Performers on It’ll End in Tears included members of Dead Can Dance; Howard Devoto, late of the Buzzcocks; and, singing on “Song to the Siren,” Elizabeth Fraser from the Scottish band the Cocteau Twins, an outfit whose practice was every bit as gnomic and interpretation-resistant as Lynch’s. Stung by early criticism of her lyrics, Fraser had taken to singing in a breathy, swirling glossolalia, while guitarist Robin Guthrie’s signature reverb-drenched delay flicker, looking back to the work of Brian Eno, was also one of the principal influences on an emerging group of mostly Anglo-American bands who would be grouped together under the tag “shoegaze.”

What the Cocteau Twins and the shoegaze artists were doing in pop music, Lynch and Badalamenti did contemporaneously in the audiovisual art beamed into people’s living rooms. The unifying elements here are echo and reverb, with their capacity to create the impression of vast, open chambers and a rich, plush romanticism. It was the plaintive, long-ing sound that Lynch loved in his 1950s youth—think of that Duane Eddy twang or Lynch’s beloved Roy Orbison—and that he loved just as much when rediscovered in “Song to the Siren,” or when applied to James Hurley’s falsetto performance of “Just You,” over a silvery guitar line, in Twin Peaks. It’s a sound that can be enormous and oceanic, and for synesthetic images to accompany it you could do worse than the moment when Henry and his neighbor submerge into a bed of milky liquid in Eraserhead, or any number of Lynch’s whirling voids.

The Twin Peaks aesthetic, like that of Blue Velvet, had a great deal to do with ’50s Americana rendered as it resounded across the space of years. A work of warped nostalgia, it was also rather timely; there was some serendipity in the fact that the series laid its scene in Washington State shortly before the eyes of the nation—or at least of the nation’s A&R men—were focused on the Pacific Northwest as they rarely have been before or since. A few months after the series finale, Nirvana’s Nevermind was released, and the thrift store uniform of saddle shoes and cardigans that spread in its wake was familiar to any Twin Peaks viewer.
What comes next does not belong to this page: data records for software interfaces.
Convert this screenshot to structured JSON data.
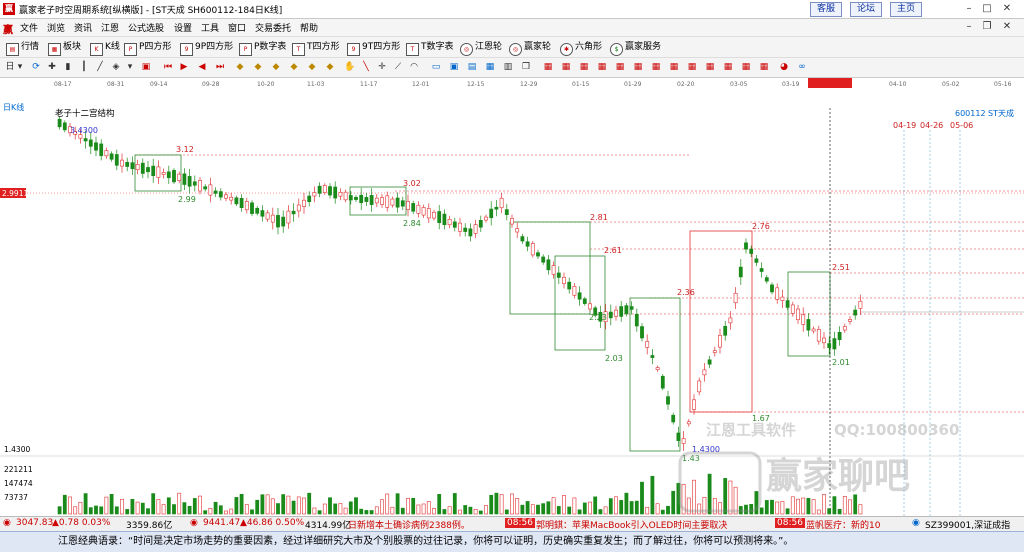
{
  "window": {
    "title": "赢家老子时空周期系统[纵横版] - [ST天成  SH600112-184日K线]",
    "links": [
      "客服",
      "论坛",
      "主页"
    ]
  },
  "menu": [
    "文件",
    "浏览",
    "资讯",
    "江恩",
    "公式选股",
    "设置",
    "工具",
    "窗口",
    "交易委托",
    "帮助"
  ],
  "toolbar": [
    "行情",
    "板块",
    "K线",
    "P四方形",
    "9P四方形",
    "P数字表",
    "T四方形",
    "9T四方形",
    "T数字表",
    "江恩轮",
    "赢家轮",
    "六角形",
    "赢家服务"
  ],
  "chart": {
    "period_label": "日K线",
    "indicator_title": "老子十二宫结构",
    "dates": [
      "08-17",
      "08-31",
      "09-14",
      "09-28",
      "10-20",
      "11-03",
      "11-17",
      "12-01",
      "12-15",
      "12-29",
      "01-15",
      "01-29",
      "02-20",
      "03-05",
      "03-19",
      "2024-03-28",
      "04-10",
      "05-02",
      "05-16"
    ],
    "stock_code": "600112",
    "stock_name": "ST天成",
    "future_dates": [
      "04-19",
      "04-26",
      "05-06"
    ],
    "price_labels": [
      "3.4300",
      "3.12",
      "2.99",
      "3.02",
      "2.84",
      "2.81",
      "2.61",
      "2.76",
      "2.36",
      "2.51",
      "2.23",
      "2.03",
      "2.01",
      "1.67",
      "1.4300",
      "1.43"
    ],
    "left_price_tag": "2.9911",
    "left_axis": [
      "1.4300",
      "221211",
      "147474",
      "73737"
    ],
    "watermark": {
      "brand": "江恩工具软件",
      "qq": "QQ:100800360",
      "logo": "赢家聊吧"
    }
  },
  "status": {
    "sh_index": "3047.83",
    "sh_change": "▲0.78 0.03%",
    "sh_amount": "3359.86亿",
    "sz_index": "9441.47",
    "sz_change": "▲46.86 0.50%",
    "sz_amount": "4314.99亿",
    "news": "日新增本土确诊病例2388例。",
    "time1": "08:56",
    "news2": "郭明錤：苹果MacBook引入OLED时间主要取决",
    "time2": "08:56",
    "news3": "蓝帆医疗：新的10",
    "right_code": "SZ399001,深证成指"
  },
  "quote": "江恩经典语录：“时间是决定市场走势的重要因素，经过详细研究大市及个别股票的过往记录，你将可以证明，历史确实重复发生；而了解过往，你将可以预测将来。”。"
}
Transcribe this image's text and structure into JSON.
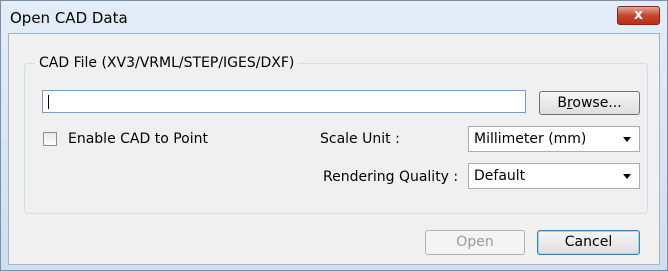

“Falling,” it should be noted, isn’t representative of the overall style of Badalamenti’s soundtrack work on Twin Peaks, which in fact lacks a single overall style. The Lynch-directed pilot rolls out an eclectic mix that includes finger-snaps and jazzy walking basslines, the midway organ-like tootling that follows mischievous Audrey Horne sabotaging her father’s business, and “Laura Palmer’s Theme,” with its low, steady synth brood breaking into tinkling soap operatic heights, darkly blooming time and again as news of Laura Palmer’s death spreads. What’s most re-markable in rewatching the show’s pilot is just how much music suffuses the thing, accompanying the frequent and often violent displays of emotion—and even before collaborating with Badalamenti, Lynch was creating dense, ultra-detailed ambient environments with sound designer Alan Splet. It is, I suspect, Twin Peaks’s expanse of feeling, the sheer magnitude of emotion, carried on the back of a huge, cavernous sound, that gives the series a unique shelf life even in the age of flash-in-the-pan serial “obsessions” which often make their own attempts at signature sounds. (Remember Making a Murderer? True Detective? Literally any Marvel Netflix series? Of course you don’t.) It’s a sound that can be traced back to “Song to the Siren” and This Mortal Coil and the encounter between the man who has filmed weeping more beautifully than any living director and the man who produced an album called It’ll End in Tears.

Closer Look: The new Twin Peaks series premieres May 21 on Showtime.


Nick Pinkerton is a regular contributor to Film Comment and a member of the New York Film Critics Circle.